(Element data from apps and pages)
-*-
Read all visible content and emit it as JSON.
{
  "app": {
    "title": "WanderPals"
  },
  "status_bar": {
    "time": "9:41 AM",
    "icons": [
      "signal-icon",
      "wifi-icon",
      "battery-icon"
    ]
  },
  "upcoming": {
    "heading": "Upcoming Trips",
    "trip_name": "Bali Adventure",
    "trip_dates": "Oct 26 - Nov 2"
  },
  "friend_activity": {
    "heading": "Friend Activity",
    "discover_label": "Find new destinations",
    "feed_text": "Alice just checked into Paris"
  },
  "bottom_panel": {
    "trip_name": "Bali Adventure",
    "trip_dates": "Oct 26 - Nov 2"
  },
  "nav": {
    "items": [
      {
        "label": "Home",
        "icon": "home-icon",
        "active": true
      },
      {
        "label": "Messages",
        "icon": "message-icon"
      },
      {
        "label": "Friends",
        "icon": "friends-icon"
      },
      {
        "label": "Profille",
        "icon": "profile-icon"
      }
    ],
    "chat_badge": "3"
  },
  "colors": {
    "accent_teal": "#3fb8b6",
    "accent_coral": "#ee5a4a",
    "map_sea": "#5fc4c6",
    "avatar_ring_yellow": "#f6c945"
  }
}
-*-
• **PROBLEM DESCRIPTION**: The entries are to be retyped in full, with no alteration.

• **ANSWER FOR THIS EXERCISE**:
Read all visible content and emit it as JSON.
{
  "app": {
    "title": "WanderPals"
  },
  "status_bar": {
    "time": "9:41 AM",
    "icons": [
      "signal-icon",
      "wifi-icon",
      "battery-icon"
    ]
  },
  "upcoming": {
    "heading": "Upcoming Trips",
    "trip_name": "Bali Adventure",
    "trip_dates": "Oct 26 - Nov 2"
  },
  "friend_activity": {
    "heading": "Friend Activity",
    "discover_label": "Find new destinations",
    "feed_text": "Alice just checked into Paris"
  },
  "bottom_panel": {
    "trip_name": "Bali Adventure",
    "trip_dates": "Oct 26 - Nov 2"
  },
  "nav": {
    "items": [
      {
        "label": "Home",
        "icon": "home-icon",
        "active": true
      },
      {
        "label": "Messages",
        "icon": "message-icon"
      },
      {
        "label": "Friends",
        "icon": "friends-icon"
      },
      {
        "label": "Profille",
        "icon": "profile-icon"
      }
    ],
    "chat_badge": "3"
  },
  "colors": {
    "accent_teal": "#3fb8b6",
    "accent_coral": "#ee5a4a",
    "map_sea": "#5fc4c6",
    "avatar_ring_yellow": "#f6c945"
  }
}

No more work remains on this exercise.